"It's getting better," says Freeman, when asked where she thinks Rochdale Village is headed. "It's an integral part of the revitalization of the community. And it's a good, sound financial investment."
In the coming months and beyond, Rochdale Village will have two challenges to overcome. One is a matter of age, the other a matter of money, but both threaten to disrupt what is a delicate balance in South Queens.
Although exact numbers are not available, the population of Rochdale Village—over 25,000, according to the official website—skews older. As the years go by, and the older residents go, the complexion of the community will inevitably change. In all likelihood, the young population of the Village will replace them, but the future is uncertain.
More exigent, and still very much an ongoing story, is the effect of the subprime lending crisis on Rochdale Village. Kel Sawyer, a local resident whose blog, The Progressive Southside, focuses on community issues in the "South of South Jamaica" area, frequently sounds the alarm on the problem.
"To say modestly," he says, "dozens of Southeast Queens homeowners will lose their home this year because they won't be able to pay their mortgage."
According to an August 2007 report by state Senator Jeff Klein (D-Bronx/Westchester), an analysis of foreclosures from July 2006 through July 2007 by zip code, Jamaica-Rochdale Village's 11434 postal area reported 450 filings—the most in the Borough of Queens. Granted, the territory comprising the 11434 zip code is vast, and mostly outside the confines of the Jewel of Jamaica. And while Rochdale Village is unlikely to experience a nadir like the early 1970s when so many units were vacant, it is not difficult to imagine the subprime lending crisis adversely impacting the community.
"I see a large population of middle-class families fighting hard to stay here," says Freeman.
Help could be on the way. In August 2007, Senator John Sampson (D-Brooklyn) introduced a bill to establish an urban homeowners' assistance program, designed to staunch the proverbial bleeding. Middle-income and minority families—which would potentially include Rochdale households in dire straits—stand to benefit if the bill passes.

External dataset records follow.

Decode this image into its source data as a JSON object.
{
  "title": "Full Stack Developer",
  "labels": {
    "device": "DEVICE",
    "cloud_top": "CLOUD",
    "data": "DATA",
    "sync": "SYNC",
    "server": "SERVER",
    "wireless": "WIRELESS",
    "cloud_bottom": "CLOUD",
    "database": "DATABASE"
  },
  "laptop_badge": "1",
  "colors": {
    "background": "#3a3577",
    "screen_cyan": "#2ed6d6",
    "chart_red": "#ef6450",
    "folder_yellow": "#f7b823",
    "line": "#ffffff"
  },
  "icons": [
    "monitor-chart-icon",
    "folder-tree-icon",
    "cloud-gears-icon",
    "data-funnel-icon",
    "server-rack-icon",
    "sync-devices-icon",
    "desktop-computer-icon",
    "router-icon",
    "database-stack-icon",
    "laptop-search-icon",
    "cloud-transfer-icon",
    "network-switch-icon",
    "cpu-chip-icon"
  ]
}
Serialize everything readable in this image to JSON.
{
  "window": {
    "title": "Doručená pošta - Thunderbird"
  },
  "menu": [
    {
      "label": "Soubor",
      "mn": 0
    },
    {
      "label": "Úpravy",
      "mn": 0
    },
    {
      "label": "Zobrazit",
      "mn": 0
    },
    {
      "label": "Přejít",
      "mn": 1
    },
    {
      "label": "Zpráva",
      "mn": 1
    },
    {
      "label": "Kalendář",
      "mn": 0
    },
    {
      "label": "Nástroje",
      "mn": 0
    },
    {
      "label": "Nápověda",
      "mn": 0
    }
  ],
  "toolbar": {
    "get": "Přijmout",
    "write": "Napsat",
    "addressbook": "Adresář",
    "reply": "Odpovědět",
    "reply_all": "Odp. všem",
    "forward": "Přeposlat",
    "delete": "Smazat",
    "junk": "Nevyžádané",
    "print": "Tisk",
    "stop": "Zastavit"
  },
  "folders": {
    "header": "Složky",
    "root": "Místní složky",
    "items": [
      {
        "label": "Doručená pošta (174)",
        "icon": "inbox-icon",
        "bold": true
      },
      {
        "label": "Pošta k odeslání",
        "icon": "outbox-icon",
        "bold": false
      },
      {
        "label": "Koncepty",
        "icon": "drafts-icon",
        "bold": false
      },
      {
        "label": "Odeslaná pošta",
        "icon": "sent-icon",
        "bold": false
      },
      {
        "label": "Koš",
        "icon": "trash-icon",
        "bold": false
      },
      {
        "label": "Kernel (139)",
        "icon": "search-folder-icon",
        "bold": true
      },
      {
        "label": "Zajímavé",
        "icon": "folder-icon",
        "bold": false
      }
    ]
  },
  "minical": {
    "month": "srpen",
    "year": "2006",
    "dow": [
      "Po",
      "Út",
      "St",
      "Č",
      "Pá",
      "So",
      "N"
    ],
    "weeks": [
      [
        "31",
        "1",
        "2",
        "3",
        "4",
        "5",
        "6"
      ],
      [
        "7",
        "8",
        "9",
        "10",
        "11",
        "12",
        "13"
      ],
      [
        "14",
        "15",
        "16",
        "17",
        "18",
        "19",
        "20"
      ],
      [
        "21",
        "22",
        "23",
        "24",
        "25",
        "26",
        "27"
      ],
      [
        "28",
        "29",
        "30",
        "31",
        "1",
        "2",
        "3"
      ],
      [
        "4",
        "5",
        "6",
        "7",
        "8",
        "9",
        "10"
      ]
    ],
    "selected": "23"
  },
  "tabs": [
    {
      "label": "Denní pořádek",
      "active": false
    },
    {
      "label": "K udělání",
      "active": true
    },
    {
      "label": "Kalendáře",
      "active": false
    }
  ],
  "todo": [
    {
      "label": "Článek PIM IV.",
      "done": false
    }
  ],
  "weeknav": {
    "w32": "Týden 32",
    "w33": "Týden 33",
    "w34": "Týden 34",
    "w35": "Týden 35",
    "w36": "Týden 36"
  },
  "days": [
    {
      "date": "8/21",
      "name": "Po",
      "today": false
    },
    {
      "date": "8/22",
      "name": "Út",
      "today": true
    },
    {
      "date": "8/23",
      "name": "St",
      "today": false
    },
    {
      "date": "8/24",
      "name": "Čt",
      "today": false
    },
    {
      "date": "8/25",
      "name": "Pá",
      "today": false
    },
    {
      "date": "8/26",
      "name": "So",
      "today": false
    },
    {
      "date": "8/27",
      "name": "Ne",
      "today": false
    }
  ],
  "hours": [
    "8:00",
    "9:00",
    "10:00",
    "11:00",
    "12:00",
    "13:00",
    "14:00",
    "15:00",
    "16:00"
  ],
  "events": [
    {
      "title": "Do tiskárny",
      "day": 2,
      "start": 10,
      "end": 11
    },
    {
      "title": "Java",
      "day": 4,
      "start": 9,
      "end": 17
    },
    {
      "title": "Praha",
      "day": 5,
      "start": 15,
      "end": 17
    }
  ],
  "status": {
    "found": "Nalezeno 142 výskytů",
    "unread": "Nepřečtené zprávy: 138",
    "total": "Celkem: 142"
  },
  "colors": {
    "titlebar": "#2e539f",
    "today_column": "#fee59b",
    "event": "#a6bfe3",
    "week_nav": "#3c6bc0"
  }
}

No matter what happens with the subprime mortgage crisis, or how the senior population is replaced when the time comes, Rochdale Village residents are right to be optimistic. The cooperative has survived crises that destroyed similar neighborhoods, and is in the midst of a kind of renaissance. How could such a place suffer slings and arrows and rebound? By being what Robert Moses conceived it to be back in 1959—an idealistic community.
Greg Olear is a freelance writer, editor, web designer, astrologer and stay-at-home dad living in Highland, New York.